**What you should do:**
Within the records, find every line that includes the word "当代东方" and copy it.

**Data section:**
§ §

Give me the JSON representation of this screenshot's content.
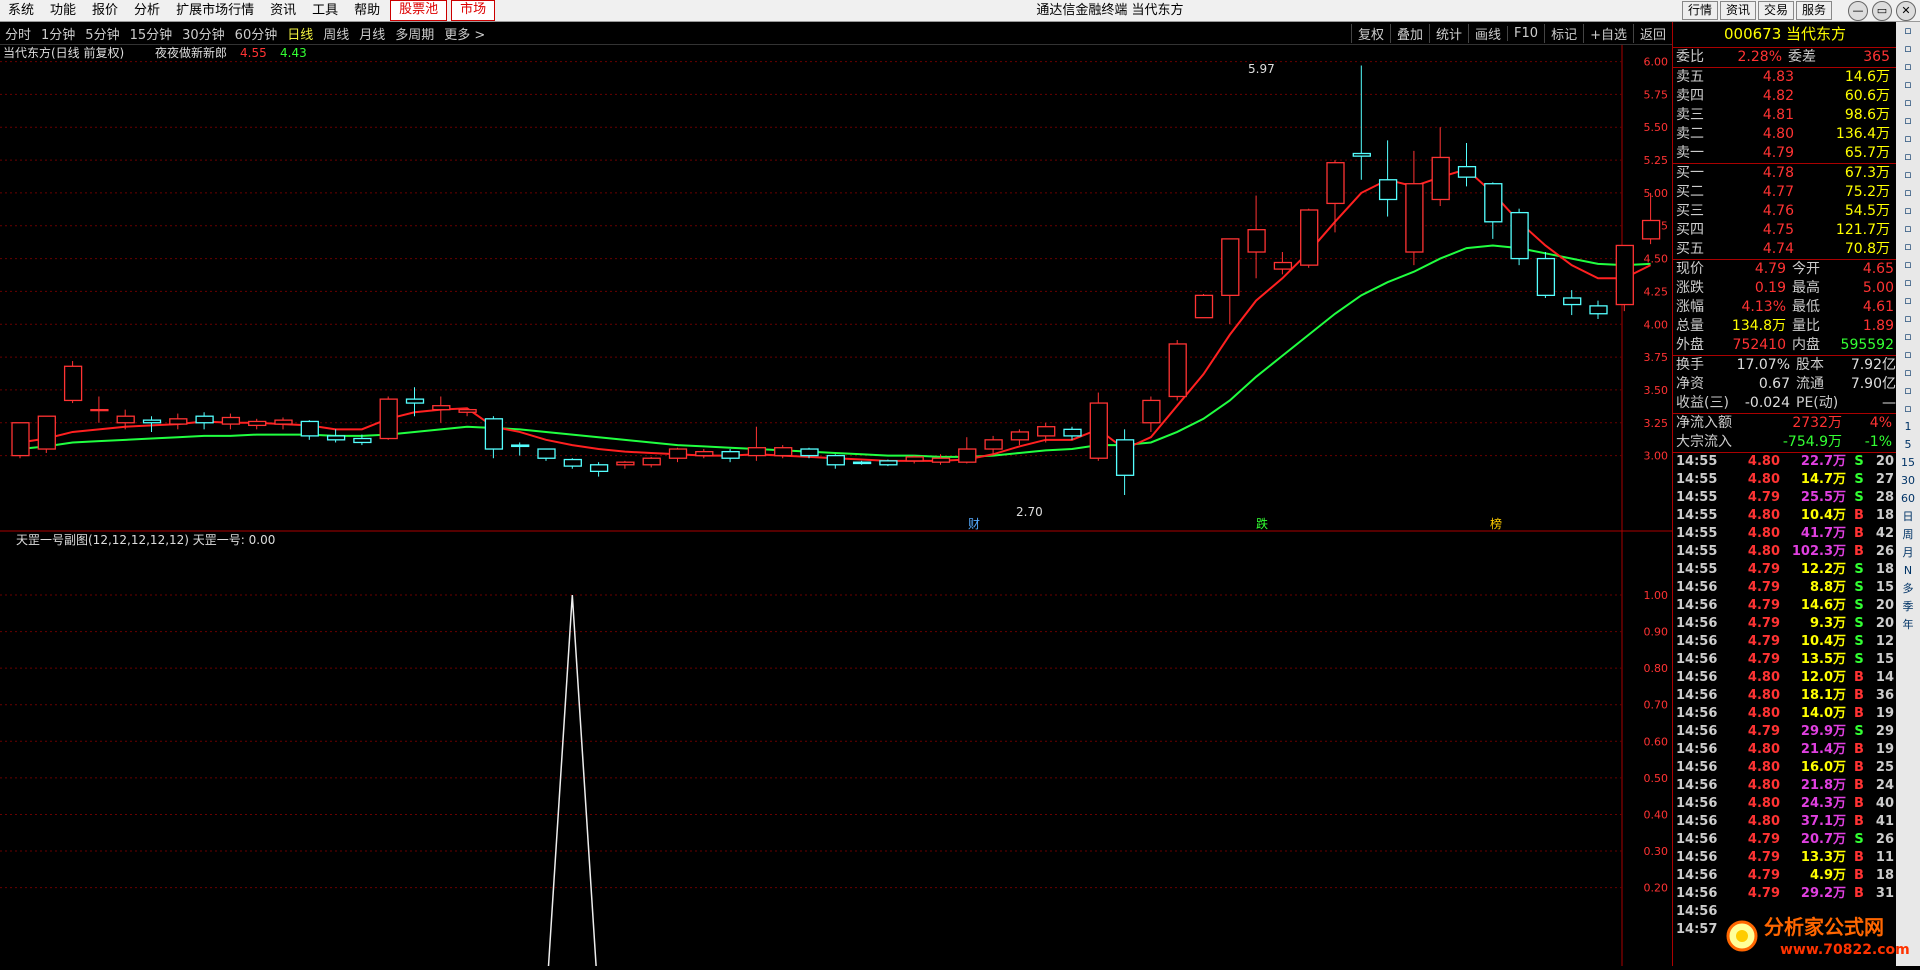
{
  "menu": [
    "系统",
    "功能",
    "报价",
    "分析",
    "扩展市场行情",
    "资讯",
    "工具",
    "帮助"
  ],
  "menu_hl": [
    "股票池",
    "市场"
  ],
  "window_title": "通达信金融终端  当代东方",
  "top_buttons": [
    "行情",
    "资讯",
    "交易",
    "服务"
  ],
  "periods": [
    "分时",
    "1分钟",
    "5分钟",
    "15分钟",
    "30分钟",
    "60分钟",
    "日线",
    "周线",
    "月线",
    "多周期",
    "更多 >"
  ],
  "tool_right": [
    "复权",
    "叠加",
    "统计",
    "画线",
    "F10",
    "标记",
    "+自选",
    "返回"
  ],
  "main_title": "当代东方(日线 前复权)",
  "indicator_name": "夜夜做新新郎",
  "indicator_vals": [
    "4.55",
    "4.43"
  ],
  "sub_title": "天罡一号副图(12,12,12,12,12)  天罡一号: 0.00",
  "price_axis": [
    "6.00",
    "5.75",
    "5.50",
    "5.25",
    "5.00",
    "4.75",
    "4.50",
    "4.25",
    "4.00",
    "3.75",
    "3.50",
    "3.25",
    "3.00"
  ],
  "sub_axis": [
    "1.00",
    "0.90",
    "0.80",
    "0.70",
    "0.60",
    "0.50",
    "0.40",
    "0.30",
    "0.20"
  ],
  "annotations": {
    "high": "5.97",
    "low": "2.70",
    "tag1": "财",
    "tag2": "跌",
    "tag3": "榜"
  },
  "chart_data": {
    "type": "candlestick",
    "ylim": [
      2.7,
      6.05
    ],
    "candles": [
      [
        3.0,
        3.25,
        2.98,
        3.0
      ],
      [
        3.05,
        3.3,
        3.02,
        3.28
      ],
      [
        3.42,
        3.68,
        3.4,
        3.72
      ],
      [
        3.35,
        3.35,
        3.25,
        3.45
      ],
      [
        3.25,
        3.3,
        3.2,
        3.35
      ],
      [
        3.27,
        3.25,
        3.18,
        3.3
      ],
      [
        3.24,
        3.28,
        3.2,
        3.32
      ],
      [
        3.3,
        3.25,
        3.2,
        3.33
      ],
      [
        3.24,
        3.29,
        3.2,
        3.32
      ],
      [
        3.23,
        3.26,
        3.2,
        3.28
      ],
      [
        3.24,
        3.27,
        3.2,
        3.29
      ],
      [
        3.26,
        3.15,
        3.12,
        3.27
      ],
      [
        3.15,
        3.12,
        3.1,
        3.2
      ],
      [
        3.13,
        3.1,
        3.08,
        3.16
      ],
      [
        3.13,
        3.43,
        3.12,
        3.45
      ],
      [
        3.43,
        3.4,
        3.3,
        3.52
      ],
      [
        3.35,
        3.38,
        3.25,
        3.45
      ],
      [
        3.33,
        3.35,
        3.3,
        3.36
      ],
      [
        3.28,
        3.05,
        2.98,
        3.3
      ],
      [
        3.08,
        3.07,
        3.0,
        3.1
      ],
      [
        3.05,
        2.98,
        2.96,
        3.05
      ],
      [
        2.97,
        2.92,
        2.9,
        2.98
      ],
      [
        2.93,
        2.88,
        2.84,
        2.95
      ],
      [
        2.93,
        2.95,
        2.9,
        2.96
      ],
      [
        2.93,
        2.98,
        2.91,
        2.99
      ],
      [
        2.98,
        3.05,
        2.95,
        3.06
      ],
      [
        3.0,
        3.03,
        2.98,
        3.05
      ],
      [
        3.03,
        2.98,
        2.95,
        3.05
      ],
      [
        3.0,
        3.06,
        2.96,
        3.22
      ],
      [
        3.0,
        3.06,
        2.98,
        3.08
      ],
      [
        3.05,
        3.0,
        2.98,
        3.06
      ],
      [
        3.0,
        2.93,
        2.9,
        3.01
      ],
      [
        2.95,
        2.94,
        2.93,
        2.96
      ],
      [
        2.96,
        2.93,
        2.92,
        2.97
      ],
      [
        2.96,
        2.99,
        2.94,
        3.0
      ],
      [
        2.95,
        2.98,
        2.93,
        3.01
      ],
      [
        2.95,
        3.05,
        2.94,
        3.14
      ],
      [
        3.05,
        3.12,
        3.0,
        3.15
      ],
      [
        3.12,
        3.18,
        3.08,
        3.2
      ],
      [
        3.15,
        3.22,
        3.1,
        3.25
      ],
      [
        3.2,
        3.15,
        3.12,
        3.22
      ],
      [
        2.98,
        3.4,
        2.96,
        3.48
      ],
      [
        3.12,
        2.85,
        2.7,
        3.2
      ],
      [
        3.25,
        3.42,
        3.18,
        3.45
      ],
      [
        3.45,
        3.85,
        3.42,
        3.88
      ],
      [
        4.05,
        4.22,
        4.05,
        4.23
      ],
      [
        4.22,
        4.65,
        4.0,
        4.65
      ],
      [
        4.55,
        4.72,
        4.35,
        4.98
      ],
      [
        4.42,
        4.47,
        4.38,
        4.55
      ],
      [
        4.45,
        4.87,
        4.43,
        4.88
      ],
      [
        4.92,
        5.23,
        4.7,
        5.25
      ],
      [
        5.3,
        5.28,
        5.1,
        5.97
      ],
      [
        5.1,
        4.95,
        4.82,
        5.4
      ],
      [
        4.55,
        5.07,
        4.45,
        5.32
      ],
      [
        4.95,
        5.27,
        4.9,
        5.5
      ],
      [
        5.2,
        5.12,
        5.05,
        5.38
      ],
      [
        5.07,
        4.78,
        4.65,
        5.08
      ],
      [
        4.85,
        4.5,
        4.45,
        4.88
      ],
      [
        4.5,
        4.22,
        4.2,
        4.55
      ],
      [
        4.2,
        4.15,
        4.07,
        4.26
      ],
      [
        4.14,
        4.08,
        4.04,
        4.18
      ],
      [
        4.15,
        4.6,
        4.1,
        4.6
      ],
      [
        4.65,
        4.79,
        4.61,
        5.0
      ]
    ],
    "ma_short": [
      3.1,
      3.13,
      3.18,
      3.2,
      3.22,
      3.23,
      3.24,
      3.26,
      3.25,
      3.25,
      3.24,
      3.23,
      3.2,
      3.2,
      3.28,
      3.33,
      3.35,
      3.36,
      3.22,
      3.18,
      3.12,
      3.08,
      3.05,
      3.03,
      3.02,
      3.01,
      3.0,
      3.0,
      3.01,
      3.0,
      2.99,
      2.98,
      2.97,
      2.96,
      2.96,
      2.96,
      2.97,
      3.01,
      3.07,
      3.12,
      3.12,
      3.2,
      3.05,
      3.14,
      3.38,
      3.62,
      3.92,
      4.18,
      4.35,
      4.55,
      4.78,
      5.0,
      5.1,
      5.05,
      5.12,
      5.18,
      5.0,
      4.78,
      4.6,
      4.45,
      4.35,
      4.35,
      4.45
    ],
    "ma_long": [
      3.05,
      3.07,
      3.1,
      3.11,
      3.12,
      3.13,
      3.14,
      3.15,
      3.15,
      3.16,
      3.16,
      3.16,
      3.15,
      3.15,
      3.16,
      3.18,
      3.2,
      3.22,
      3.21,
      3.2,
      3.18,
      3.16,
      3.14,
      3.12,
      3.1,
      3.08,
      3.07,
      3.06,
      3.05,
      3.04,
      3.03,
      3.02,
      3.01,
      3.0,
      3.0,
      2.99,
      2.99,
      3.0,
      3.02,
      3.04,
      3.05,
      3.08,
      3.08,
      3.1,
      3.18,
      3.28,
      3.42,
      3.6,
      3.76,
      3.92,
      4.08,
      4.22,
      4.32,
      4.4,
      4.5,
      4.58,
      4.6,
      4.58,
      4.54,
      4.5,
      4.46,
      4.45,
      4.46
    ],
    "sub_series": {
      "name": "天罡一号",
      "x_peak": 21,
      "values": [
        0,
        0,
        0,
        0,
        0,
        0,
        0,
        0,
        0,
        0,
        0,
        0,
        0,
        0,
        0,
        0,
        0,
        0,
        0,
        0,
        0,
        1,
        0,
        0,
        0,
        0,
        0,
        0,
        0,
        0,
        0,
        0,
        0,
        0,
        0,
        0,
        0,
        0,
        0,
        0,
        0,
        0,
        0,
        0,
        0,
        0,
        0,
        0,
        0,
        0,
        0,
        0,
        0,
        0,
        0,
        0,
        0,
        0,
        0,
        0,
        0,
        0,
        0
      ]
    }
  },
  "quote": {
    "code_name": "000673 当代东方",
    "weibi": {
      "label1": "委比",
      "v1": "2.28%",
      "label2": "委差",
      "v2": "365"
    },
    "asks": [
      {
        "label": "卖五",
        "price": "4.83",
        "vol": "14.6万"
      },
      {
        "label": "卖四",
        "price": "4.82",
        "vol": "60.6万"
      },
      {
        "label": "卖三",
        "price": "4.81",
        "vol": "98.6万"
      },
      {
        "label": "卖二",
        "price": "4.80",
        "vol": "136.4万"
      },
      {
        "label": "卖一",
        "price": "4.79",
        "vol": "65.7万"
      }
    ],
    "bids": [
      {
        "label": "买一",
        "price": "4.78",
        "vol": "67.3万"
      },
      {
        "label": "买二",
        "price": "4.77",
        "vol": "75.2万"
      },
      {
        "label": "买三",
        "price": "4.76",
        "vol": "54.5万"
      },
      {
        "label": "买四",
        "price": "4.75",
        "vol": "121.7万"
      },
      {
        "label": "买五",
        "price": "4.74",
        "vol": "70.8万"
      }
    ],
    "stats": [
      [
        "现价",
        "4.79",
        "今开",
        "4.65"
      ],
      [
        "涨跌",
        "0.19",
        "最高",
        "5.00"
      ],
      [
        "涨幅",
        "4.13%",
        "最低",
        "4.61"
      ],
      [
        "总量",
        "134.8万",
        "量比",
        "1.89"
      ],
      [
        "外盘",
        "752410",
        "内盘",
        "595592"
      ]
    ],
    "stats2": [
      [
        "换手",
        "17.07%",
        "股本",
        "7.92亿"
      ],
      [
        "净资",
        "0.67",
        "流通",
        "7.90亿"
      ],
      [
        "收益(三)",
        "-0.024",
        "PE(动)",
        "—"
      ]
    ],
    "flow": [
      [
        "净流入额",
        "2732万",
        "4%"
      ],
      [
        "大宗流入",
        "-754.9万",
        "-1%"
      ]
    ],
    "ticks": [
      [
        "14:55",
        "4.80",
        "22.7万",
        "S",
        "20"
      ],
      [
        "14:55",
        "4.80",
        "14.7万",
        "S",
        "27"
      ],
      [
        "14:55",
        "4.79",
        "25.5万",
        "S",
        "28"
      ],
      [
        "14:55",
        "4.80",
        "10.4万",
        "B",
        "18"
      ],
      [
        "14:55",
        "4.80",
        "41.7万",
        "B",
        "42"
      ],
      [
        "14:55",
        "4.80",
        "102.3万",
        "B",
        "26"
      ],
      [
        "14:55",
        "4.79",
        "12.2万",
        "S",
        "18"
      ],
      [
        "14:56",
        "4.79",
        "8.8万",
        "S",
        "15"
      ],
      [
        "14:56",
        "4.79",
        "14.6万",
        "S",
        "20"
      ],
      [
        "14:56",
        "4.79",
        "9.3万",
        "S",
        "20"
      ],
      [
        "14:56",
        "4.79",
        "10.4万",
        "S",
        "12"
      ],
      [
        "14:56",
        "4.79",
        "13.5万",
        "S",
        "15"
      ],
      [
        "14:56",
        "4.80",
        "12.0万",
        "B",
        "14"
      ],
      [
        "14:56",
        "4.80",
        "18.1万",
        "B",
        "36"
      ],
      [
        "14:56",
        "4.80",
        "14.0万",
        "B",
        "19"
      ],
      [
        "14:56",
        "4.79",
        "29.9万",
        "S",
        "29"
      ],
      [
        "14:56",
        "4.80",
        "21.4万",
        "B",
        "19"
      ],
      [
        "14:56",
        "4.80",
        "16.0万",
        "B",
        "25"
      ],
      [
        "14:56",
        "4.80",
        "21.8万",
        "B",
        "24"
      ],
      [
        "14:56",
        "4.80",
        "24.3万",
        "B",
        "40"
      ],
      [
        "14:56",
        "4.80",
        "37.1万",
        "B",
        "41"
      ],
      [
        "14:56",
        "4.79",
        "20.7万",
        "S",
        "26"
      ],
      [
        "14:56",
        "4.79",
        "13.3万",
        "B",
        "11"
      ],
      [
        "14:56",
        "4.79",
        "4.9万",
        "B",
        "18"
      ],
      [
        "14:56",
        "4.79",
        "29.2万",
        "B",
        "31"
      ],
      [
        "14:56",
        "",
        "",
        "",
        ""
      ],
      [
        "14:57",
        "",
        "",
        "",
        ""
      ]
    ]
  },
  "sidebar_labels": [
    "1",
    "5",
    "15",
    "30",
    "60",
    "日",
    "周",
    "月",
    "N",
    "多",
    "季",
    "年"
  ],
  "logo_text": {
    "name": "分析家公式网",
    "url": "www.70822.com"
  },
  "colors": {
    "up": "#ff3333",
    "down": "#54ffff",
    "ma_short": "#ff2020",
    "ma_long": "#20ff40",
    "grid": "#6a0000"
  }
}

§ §

**Response box:**
  "window_title": "通达信金融终端  当代东方",
  "main_title": "当代东方(日线 前复权)",
    "code_name": "000673 当代东方",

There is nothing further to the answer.